Social Cognition and Personality Assessment Lab

In Plato’s Phaedrus there is a description of the self, struggling to control impulses and overcome desires. In this view our psyche is composed of three actors: two horses and a charioteer. The horse on the right side is the better, nobler one, who is a “lover of honor”. The horse on the left is uglier and wilder, “companion to wild boasts and indecency”. The two horses are opposite in breed and character, therefore making driving very difficult. The Charioteer task is to direct the chariot (the soul) in the proper direction, trying to stop the horses from going different ways.

About 2500 years later, researchers in the field of personality and social psychology talked about two simultaneous, but different ways of processing information: a deliberative way (which is based on logic and rationality), and an automatic - associative way (which is based on temporal contiguity / repetition / intensity / similarity between stimuli).

    Based on this dynamic we are interested in answering to questions like:
  • Why do smokers who are aware of the negative consequences of smoking, persist in their habit?
  • Why do lovers who are aware that taunting their partners is harmful for their relationship continue to behave in this direction?
  • Why do people sometimes act in prejudiced ways even when they intend to be fair?
  • What are the empirically supported interventions based on altering the automatic arm of processing that can decrease such negative behaviors?
  • How reliable and valid are the tools designed to assess these implicit (automatic) processes?

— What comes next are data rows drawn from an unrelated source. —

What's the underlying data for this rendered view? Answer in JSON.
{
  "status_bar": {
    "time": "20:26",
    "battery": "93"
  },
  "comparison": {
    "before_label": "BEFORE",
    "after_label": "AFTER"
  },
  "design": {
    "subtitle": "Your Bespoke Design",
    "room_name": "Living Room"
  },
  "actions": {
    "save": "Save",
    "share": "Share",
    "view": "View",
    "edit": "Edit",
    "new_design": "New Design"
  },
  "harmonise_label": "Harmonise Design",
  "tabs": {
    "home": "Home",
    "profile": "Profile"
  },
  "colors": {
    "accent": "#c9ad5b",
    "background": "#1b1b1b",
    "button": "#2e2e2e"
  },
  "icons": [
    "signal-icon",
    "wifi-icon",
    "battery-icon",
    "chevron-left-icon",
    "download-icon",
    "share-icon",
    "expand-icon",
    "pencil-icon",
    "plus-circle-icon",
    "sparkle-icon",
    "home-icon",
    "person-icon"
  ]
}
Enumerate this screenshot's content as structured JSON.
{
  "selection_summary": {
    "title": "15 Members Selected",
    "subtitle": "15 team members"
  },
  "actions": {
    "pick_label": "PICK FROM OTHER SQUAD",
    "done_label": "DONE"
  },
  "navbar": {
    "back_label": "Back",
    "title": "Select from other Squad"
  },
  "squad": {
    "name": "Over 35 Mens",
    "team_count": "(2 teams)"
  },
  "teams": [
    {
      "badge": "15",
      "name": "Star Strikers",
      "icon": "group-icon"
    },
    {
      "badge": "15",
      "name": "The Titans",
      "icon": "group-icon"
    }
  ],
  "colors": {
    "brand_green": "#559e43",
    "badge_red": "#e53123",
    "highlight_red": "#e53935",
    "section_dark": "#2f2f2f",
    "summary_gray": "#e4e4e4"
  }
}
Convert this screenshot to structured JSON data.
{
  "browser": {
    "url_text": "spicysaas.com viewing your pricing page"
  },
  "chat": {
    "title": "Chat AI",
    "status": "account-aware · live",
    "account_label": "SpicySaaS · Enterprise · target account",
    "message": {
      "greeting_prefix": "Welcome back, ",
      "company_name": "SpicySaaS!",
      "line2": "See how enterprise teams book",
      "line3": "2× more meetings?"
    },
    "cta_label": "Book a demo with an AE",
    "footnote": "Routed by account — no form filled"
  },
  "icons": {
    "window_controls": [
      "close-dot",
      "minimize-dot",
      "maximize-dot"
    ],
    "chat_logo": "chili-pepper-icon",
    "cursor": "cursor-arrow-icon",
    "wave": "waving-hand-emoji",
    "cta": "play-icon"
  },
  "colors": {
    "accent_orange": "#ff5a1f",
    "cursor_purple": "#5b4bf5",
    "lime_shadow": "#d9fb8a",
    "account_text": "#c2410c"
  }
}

Therefore, most of the research conducted in our lab is directed toward studying the implicitness (the unintended, the unconscious part of ourselves), but other directions such as assessing the explicit part of our personality is also encouraged.

In addressing these topics we rely on a variety of research methods found typically in social cognition, experimental psychopathology and personality studies. The overall framework of our approach is a pragmatic one, being rooted in the evidence based approach.

research interests

  • Evaluative conditioning as an empirically supported intervention to alter implicit cognitions and their corresponding behavior.
  • The development and validation of implicit measures (i.e. the semantic misattribution procedure - SMP).
  • The predictive value of implicit and / or explicit instruments rooted in the five-factor personality model and their dynamics.